Check every line below for the word "false" and copy each one that has it.
++++++++++
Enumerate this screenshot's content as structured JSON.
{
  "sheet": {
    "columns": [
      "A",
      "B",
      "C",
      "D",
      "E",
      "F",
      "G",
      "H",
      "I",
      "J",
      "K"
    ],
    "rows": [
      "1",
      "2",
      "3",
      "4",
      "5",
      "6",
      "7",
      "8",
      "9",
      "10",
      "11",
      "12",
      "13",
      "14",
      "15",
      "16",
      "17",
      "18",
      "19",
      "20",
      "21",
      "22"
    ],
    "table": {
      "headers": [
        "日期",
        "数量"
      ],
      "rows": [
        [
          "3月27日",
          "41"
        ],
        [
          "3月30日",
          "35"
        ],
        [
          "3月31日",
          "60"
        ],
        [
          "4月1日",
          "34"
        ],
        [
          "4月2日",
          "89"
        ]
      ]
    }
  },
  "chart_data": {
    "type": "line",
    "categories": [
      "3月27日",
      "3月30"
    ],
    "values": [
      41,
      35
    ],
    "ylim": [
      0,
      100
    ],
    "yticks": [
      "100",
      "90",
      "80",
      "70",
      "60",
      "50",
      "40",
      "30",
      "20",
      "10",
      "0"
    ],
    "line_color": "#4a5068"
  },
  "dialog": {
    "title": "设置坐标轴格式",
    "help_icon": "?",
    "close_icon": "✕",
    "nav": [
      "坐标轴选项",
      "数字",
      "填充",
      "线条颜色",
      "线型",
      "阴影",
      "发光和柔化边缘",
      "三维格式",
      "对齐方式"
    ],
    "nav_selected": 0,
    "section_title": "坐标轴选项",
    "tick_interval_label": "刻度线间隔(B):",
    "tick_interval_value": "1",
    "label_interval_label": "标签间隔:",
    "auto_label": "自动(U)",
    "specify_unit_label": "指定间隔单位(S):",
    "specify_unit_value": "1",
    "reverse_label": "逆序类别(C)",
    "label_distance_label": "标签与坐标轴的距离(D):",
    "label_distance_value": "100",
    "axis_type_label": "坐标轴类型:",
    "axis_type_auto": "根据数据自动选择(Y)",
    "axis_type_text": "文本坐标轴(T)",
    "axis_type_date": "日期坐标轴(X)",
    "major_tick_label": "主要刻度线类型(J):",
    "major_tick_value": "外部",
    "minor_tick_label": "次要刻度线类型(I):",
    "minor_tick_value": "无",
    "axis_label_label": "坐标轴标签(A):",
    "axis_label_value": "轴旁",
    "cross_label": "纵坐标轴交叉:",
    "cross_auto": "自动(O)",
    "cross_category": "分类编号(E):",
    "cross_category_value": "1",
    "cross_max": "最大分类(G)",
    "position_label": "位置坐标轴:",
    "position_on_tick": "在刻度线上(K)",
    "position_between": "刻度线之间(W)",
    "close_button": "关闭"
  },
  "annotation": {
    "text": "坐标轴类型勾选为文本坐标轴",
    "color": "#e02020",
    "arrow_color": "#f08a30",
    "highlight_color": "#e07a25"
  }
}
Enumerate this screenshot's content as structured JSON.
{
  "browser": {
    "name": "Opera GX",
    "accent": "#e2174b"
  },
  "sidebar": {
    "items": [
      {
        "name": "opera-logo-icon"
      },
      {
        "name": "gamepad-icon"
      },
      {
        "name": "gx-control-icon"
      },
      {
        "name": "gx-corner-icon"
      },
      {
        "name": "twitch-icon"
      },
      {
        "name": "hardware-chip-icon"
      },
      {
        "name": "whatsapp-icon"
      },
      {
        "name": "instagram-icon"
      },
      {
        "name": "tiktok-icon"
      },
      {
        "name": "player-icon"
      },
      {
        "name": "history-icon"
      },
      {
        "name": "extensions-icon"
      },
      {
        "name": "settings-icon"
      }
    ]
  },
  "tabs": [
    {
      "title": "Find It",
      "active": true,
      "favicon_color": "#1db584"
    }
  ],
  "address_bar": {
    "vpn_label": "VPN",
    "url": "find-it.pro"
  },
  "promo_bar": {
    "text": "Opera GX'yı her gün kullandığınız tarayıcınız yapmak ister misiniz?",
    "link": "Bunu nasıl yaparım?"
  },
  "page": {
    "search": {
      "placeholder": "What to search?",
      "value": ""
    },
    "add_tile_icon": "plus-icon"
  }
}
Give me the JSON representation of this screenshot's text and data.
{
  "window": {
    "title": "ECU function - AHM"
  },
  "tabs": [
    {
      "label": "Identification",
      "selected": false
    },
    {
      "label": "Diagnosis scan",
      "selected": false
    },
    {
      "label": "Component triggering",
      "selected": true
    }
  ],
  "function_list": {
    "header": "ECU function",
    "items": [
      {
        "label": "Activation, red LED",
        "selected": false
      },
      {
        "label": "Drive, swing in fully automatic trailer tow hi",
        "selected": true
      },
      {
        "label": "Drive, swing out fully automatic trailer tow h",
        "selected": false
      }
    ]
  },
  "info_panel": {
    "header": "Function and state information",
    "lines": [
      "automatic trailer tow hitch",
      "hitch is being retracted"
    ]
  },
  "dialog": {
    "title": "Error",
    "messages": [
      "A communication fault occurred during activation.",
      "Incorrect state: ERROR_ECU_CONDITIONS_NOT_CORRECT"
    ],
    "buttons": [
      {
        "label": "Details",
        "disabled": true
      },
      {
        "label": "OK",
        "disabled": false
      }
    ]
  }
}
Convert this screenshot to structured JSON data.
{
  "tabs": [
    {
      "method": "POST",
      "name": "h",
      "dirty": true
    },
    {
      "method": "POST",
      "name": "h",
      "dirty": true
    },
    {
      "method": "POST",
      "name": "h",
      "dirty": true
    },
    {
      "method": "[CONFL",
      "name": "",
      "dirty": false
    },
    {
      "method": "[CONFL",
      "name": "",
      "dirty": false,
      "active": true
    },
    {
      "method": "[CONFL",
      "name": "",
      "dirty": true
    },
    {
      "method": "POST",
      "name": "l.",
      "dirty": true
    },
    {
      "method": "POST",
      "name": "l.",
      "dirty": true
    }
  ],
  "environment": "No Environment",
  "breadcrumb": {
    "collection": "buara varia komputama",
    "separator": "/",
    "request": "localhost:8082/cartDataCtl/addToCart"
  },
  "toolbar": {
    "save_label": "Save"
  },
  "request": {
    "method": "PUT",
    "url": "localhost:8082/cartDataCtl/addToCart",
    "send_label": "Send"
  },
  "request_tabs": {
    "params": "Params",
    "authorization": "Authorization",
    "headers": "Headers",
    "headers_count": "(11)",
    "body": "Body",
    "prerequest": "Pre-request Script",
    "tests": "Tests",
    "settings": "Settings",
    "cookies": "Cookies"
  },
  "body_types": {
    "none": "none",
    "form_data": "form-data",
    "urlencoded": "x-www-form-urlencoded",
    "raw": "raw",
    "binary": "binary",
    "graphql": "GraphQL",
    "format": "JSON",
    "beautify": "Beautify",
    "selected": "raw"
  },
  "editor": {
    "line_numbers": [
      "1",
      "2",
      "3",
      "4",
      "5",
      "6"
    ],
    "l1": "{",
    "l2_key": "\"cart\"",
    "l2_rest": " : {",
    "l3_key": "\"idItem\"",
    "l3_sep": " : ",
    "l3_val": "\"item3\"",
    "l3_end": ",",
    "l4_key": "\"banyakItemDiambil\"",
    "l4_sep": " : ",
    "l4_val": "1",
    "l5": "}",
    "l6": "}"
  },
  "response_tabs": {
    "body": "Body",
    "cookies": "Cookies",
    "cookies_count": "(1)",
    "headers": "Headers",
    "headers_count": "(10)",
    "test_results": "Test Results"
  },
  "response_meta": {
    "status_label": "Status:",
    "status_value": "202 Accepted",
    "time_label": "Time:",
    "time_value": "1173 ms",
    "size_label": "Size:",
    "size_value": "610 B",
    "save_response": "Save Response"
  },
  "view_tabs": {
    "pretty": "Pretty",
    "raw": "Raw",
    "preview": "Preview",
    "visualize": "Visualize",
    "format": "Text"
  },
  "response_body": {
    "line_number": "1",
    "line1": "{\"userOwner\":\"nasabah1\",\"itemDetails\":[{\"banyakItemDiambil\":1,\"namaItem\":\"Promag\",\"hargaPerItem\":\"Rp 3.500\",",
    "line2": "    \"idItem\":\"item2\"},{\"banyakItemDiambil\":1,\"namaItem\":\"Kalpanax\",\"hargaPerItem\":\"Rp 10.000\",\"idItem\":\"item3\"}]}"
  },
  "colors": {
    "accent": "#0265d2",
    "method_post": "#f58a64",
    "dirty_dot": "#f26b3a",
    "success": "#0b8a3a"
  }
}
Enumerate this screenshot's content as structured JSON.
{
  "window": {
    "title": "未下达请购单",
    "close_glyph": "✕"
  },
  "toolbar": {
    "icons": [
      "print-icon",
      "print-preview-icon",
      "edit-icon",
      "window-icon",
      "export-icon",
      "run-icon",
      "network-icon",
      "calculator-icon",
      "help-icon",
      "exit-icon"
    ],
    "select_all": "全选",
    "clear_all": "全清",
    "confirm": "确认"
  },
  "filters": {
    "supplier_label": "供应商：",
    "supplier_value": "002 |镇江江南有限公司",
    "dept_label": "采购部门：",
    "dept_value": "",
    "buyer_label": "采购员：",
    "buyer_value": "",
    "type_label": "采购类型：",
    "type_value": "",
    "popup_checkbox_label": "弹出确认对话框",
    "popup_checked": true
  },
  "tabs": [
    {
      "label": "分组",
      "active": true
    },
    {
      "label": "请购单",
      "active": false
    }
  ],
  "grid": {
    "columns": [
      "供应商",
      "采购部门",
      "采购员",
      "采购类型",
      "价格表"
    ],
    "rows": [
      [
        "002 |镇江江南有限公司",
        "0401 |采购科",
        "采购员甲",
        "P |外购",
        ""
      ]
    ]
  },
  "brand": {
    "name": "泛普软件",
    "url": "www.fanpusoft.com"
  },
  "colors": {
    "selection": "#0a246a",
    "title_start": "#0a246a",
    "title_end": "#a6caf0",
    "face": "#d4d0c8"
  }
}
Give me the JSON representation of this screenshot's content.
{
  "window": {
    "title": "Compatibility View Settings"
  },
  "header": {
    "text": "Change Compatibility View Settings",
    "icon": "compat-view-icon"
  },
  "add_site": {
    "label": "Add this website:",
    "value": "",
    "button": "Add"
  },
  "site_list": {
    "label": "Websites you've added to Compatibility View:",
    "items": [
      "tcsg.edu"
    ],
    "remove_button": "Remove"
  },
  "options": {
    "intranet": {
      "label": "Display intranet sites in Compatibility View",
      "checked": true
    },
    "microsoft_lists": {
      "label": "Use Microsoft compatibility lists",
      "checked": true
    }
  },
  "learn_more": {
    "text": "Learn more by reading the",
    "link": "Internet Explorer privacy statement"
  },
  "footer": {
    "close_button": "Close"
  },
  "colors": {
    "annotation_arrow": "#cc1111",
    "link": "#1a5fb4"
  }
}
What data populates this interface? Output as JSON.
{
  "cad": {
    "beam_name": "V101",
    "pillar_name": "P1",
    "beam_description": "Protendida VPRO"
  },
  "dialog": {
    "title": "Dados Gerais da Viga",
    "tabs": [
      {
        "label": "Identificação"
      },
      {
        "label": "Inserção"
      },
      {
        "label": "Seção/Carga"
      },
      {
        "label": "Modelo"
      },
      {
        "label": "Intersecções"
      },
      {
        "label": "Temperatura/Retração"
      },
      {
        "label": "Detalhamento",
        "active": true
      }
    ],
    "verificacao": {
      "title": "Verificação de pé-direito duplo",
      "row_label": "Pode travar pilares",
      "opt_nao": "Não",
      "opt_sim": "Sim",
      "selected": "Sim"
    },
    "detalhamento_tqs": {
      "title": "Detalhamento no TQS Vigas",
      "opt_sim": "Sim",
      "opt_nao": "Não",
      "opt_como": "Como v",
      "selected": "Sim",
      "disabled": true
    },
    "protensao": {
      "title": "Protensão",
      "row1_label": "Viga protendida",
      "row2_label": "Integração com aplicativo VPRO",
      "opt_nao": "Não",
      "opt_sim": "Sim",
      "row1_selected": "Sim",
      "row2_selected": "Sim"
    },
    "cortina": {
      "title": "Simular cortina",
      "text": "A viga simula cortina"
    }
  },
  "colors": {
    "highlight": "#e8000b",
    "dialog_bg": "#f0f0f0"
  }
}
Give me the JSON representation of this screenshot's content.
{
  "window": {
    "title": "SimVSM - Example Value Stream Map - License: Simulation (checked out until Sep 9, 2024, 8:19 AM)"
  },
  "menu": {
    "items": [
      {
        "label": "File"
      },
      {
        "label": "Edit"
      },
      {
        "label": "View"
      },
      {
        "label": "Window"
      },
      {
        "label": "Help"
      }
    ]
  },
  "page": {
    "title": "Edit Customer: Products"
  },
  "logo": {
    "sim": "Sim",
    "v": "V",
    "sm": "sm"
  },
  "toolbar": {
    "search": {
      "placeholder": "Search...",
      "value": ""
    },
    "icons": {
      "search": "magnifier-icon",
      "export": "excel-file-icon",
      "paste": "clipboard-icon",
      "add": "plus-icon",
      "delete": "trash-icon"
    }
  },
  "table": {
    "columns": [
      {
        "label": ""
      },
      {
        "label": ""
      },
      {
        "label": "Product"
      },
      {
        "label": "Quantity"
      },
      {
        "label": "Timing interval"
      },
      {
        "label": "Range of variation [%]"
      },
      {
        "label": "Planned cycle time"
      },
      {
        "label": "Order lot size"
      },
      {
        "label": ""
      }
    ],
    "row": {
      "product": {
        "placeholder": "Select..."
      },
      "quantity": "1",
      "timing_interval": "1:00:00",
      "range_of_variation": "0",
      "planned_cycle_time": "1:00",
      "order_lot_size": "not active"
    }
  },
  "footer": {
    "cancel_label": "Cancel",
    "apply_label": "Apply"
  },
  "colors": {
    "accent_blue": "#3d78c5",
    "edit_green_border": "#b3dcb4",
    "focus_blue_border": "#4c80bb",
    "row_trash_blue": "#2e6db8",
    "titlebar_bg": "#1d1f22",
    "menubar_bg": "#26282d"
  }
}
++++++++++
• **ANSWER TO THIS EXERCISE**
      "selected": false
      "selected": false
        "selected": false
        "selected": false
        "disabled": false
      "dirty": false
      "dirty": false,
      "active": false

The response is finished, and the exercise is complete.